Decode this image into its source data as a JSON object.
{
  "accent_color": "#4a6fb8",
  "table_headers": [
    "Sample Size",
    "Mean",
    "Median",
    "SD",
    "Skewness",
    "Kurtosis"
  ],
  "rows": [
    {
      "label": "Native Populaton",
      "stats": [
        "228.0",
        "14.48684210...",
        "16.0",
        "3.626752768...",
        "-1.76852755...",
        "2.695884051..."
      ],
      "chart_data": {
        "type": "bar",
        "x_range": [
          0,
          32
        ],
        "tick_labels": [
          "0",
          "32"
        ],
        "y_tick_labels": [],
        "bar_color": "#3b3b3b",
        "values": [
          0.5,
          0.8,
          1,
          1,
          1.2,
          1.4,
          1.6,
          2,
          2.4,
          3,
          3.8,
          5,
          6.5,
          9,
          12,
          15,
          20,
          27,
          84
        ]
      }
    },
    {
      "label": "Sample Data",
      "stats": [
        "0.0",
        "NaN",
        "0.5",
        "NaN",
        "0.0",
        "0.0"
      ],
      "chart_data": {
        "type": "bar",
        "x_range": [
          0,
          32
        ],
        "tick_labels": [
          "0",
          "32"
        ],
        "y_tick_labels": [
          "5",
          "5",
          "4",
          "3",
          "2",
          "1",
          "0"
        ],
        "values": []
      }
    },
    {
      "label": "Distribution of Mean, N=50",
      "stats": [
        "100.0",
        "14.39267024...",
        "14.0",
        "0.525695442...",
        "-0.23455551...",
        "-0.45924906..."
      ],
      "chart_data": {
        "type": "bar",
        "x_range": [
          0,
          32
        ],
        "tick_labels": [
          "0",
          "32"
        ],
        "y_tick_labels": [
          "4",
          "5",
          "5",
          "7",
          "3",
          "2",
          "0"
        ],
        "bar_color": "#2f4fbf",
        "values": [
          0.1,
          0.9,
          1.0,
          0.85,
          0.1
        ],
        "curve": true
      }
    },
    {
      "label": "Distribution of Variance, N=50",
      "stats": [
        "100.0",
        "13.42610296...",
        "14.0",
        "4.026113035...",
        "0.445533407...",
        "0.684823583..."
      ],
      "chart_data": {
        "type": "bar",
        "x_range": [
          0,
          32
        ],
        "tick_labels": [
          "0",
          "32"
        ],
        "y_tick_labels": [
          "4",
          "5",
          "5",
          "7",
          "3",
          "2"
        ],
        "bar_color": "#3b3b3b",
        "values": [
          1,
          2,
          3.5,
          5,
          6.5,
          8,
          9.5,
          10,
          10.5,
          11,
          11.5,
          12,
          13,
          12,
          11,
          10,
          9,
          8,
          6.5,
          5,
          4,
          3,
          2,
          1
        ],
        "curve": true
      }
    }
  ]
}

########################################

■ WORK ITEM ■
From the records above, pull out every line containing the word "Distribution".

■ EXERCISE ANSWER ■
      "label": "Distribution of Mean, N=50",
      "label": "Distribution of Variance, N=50",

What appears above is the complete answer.